For many years, the default form of internal communications has been the newsletter. Newsletters are a great way of sending company news and alerts internally, but they’re a broadcast medium. The company pushes information out to its workers, and workers receive it. But where’s the reciprocity?
Smart businesses  are tapping into a more collaborative form of internal communications to drive value and gain insight into what does and doesn’t work for the company.
Boris Groysberg, a professor of business administration at the Harvard Business School, and Michael Slind, a writer, editor and communication consultant, are co-authors of the book Talk, Inc.: How Trusted Leaders Use Conversation to Power Their Organizations.
The authors highlighted some of their findings from a recent survey in a blog post for Harvard Business Review , homing in on four key points:
1. Close the Gap Between You and Your Employees
In our survey, we also asked respondents to name the biggest employee communication challenge at their company. In response, one participant cited the need to "move away from top-down communication." Another highlighted a "disparity between the senior management team and middle management due to low transparency." Trusted and effective leaders overcome such challenges by speaking with employees in ways that are direct, personal, open, and authentic.

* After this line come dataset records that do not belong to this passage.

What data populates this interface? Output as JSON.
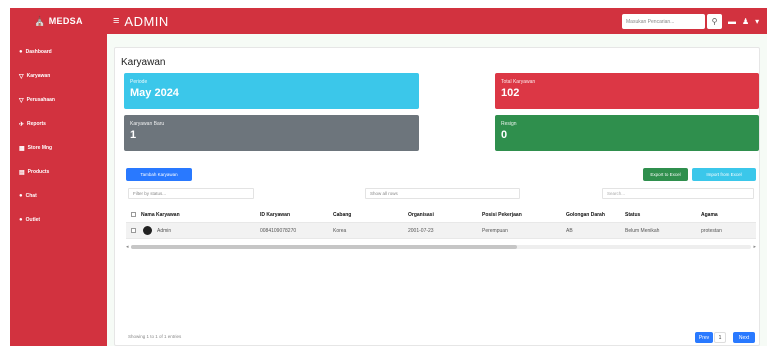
{
  "brand": {
    "icon": "bank-icon",
    "name": "MEDSA"
  },
  "header": {
    "menu_icon": "≡",
    "title": "ADMIN",
    "search_placeholder": "Masukan Pencarian...",
    "search_icon": "⚲",
    "icons": [
      "▬",
      "♟",
      "▾"
    ]
  },
  "sidebar": {
    "items": [
      {
        "icon": "●",
        "label": "Dashboard"
      },
      {
        "icon": "▽",
        "label": "Karyawan"
      },
      {
        "icon": "▽",
        "label": "Perusahaan"
      },
      {
        "icon": "✈",
        "label": "Reports"
      },
      {
        "icon": "▦",
        "label": "Store Mng"
      },
      {
        "icon": "▤",
        "label": "Products"
      },
      {
        "icon": "●",
        "label": "Chat"
      },
      {
        "icon": "●",
        "label": "Outlet"
      }
    ]
  },
  "page": {
    "title": "Karyawan"
  },
  "stats": {
    "periode": {
      "label": "Periode",
      "value": "May 2024"
    },
    "total": {
      "label": "Total Karyawan",
      "value": "102"
    },
    "baru": {
      "label": "Karyawan Baru",
      "value": "1"
    },
    "resign": {
      "label": "Resign",
      "value": "0"
    }
  },
  "actions": {
    "add": "Tambah Karyawan",
    "export": "Export to Excel",
    "import": "Import from Excel"
  },
  "filters": {
    "status_placeholder": "Filter by status...",
    "rows_value": "Show all rows",
    "search_placeholder": "Search..."
  },
  "table": {
    "columns": [
      "Nama Karyawan",
      "ID Karyawan",
      "Cabang",
      "Organisasi",
      "Posisi Pekerjaan",
      "Golongan Darah",
      "Status",
      "Agama"
    ],
    "rows": [
      [
        "Admin",
        "0084109078270",
        "Korea",
        "2001-07-23",
        "Perempuan",
        "AB",
        "Belum Menikah",
        "protestan"
      ]
    ]
  },
  "footer": {
    "info": "Showing 1 to 1 of 1 entries",
    "prev": "Prev",
    "page": "1",
    "next": "Next"
  }
}
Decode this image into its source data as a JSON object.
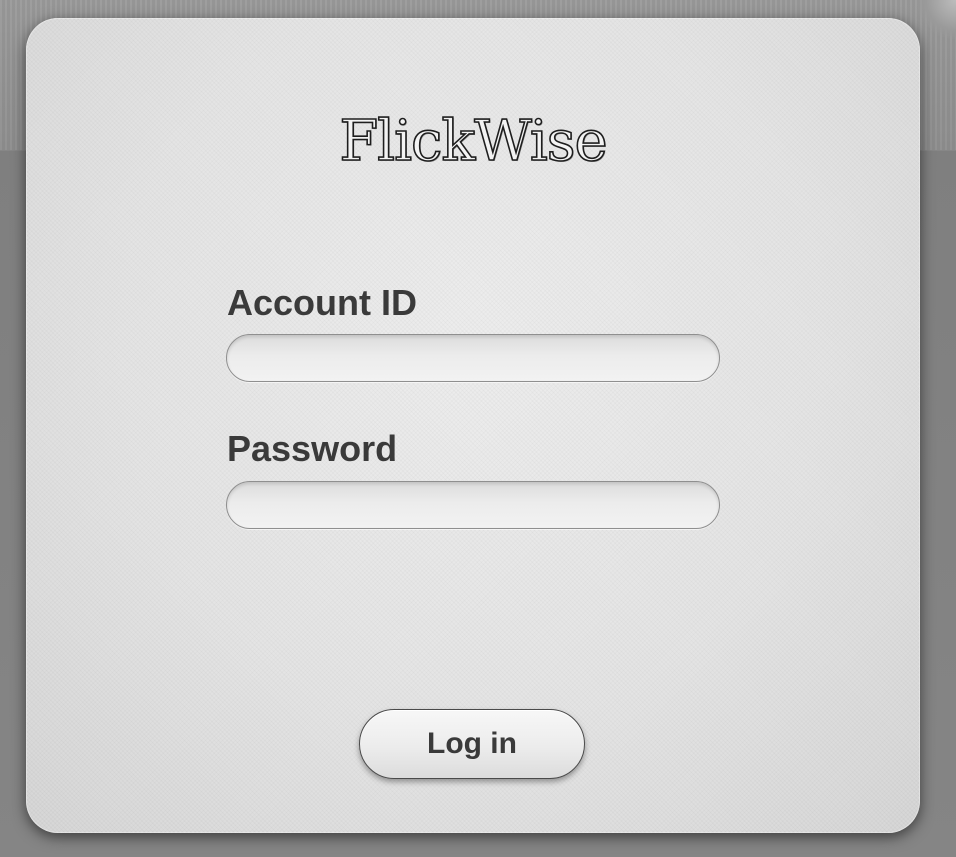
{
  "app": {
    "logo_text": "FlickWise"
  },
  "form": {
    "account_id_label": "Account ID",
    "account_id_value": "",
    "password_label": "Password",
    "password_value": "",
    "login_label": "Log in"
  },
  "colors": {
    "backdrop": "#8a8a8a",
    "card_background": "#e6e6e6",
    "label_text": "#3a3a3a",
    "input_border": "#8f8f8f",
    "logo_outline": "#1e1e1e"
  }
}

2. Promote Two-Way Dialogue Within Your Company
One survey respondent lamented "a lack of understanding in management of the need for communication," adding that "the traditional practice" of communication at his or her company "has been one-way." Leaders can show that they appreciate the value of real communication by adopting channels that allow ideas to move in multiple directions across their organization, and by working to create a truly conversational culture within that organization.

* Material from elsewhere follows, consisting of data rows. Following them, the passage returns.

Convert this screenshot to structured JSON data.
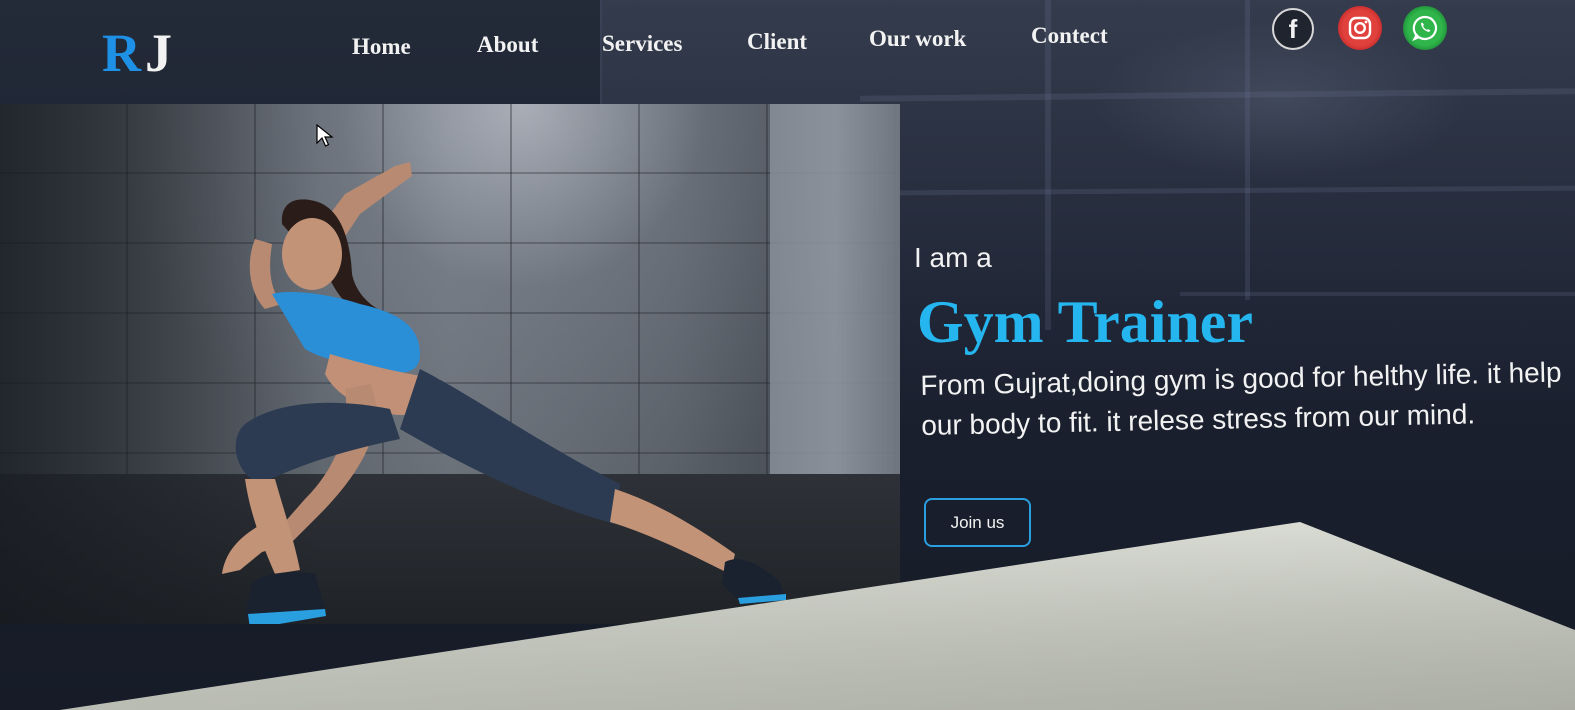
{
  "logo": {
    "first": "R",
    "second": "J"
  },
  "nav": {
    "items": [
      {
        "label": "Home"
      },
      {
        "label": "About"
      },
      {
        "label": "Services"
      },
      {
        "label": "Client"
      },
      {
        "label": "Our work"
      },
      {
        "label": "Contect"
      }
    ]
  },
  "social": {
    "facebook_icon": "facebook-icon",
    "instagram_icon": "instagram-icon",
    "whatsapp_icon": "whatsapp-icon",
    "facebook_letter": "f"
  },
  "hero": {
    "subtitle": "I am a",
    "headline": "Gym Trainer",
    "description": "From Gujrat,doing gym is good for helthy life. it help our body to fit. it relese stress from our mind.",
    "button_label": "Join us"
  },
  "colors": {
    "accent": "#25b6ef",
    "logo_blue": "#1e90e6",
    "button_border": "#2a9fe0",
    "text": "#f2f2f2"
  }
}
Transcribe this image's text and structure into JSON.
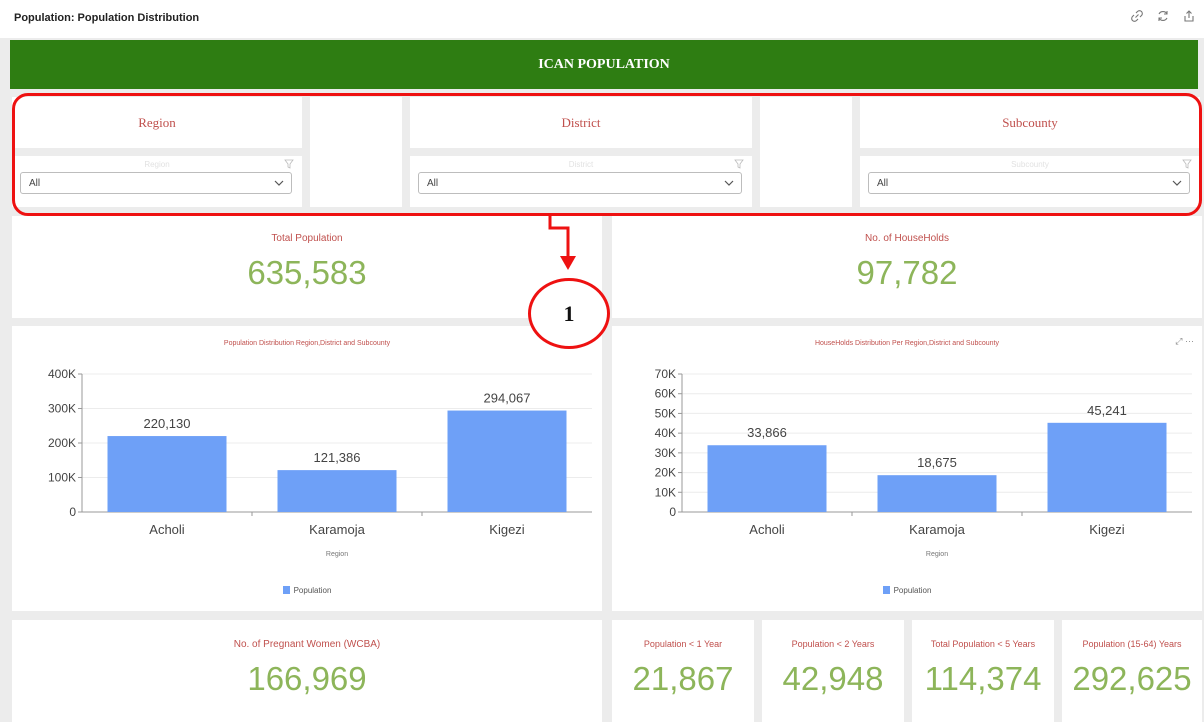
{
  "page": {
    "title": "Population: Population Distribution"
  },
  "toolbar": {
    "icons": [
      "link-icon",
      "refresh-icon",
      "share-icon"
    ]
  },
  "banner": {
    "title": "ICAN POPULATION"
  },
  "filters": [
    {
      "title": "Region",
      "label": "Region",
      "value": "All"
    },
    {
      "title": "District",
      "label": "District",
      "value": "All"
    },
    {
      "title": "Subcounty",
      "label": "Subcounty",
      "value": "All"
    }
  ],
  "annotation": {
    "number": "1",
    "color": "#ee1111"
  },
  "kpis": {
    "total_population": {
      "title": "Total Population",
      "value": "635,583"
    },
    "households": {
      "title": "No. of HouseHolds",
      "value": "97,782"
    },
    "pregnant": {
      "title": "No. of Pregnant Women (WCBA)",
      "value": "166,969"
    },
    "pop_1": {
      "title": "Population < 1 Year",
      "value": "21,867"
    },
    "pop_2": {
      "title": "Population < 2 Years",
      "value": "42,948"
    },
    "pop_5": {
      "title": "Total Population < 5 Years",
      "value": "114,374"
    },
    "pop_15_64": {
      "title": "Population (15-64) Years",
      "value": "292,625"
    }
  },
  "colors": {
    "banner": "#2e7d12",
    "accent": "#c0504d",
    "kpi_value": "#8db55a",
    "bar": "#6ea0f7"
  },
  "chart_data": [
    {
      "type": "bar",
      "title": "Population Distribution Region,District and Subcounty",
      "categories": [
        "Acholi",
        "Karamoja",
        "Kigezi"
      ],
      "series": [
        {
          "name": "Population",
          "values": [
            220130,
            121386,
            294067
          ]
        }
      ],
      "value_labels": [
        "220,130",
        "121,386",
        "294,067"
      ],
      "yticks": [
        0,
        100000,
        200000,
        300000,
        400000
      ],
      "ytick_labels": [
        "0",
        "100K",
        "200K",
        "300K",
        "400K"
      ],
      "ylim": [
        0,
        400000
      ],
      "xlabel": "Region",
      "ylabel": "",
      "legend": "bottom",
      "grid": true
    },
    {
      "type": "bar",
      "title": "HouseHolds Distribution Per Region,District and Subcounty",
      "categories": [
        "Acholi",
        "Karamoja",
        "Kigezi"
      ],
      "series": [
        {
          "name": "Population",
          "values": [
            33866,
            18675,
            45241
          ]
        }
      ],
      "value_labels": [
        "33,866",
        "18,675",
        "45,241"
      ],
      "yticks": [
        0,
        10000,
        20000,
        30000,
        40000,
        50000,
        60000,
        70000
      ],
      "ytick_labels": [
        "0",
        "10K",
        "20K",
        "30K",
        "40K",
        "50K",
        "60K",
        "70K"
      ],
      "ylim": [
        0,
        70000
      ],
      "xlabel": "Region",
      "ylabel": "",
      "legend": "bottom",
      "grid": true
    }
  ]
}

3. Engage Employees in the Work of Telling the Company Story
The need "to get more participation from employees," according to one respondent, is a pressing challenge at his or her company. People in that company "tend to shy away from speaking openly." The practice of organizational conversation alters that dynamic. Where that practice has taken hold, leaders encourage broad-based employee involvement in a wide array of communication efforts.
4. Pursue a Clear Agenda
One participant expressed concern about a "lack of consistency" in communication. Another mentioned a tendency among top leaders to generate "too much communication." Yet another voiced this complaint: "The strategy is only discussed at the management level and is never cascaded to all staff." To deal with such challenges — to prevent the communication process from becoming diffuse and ad hoc — effective leaders take steps to ensure that their conversation with employees unfolds according to a clear strategic plan. They also seek to align that conversation with organizational objectives.
Sometimes the best ideas come from in-house. Make sure you don’t turn a deaf ear to your organization’s internal intelligence.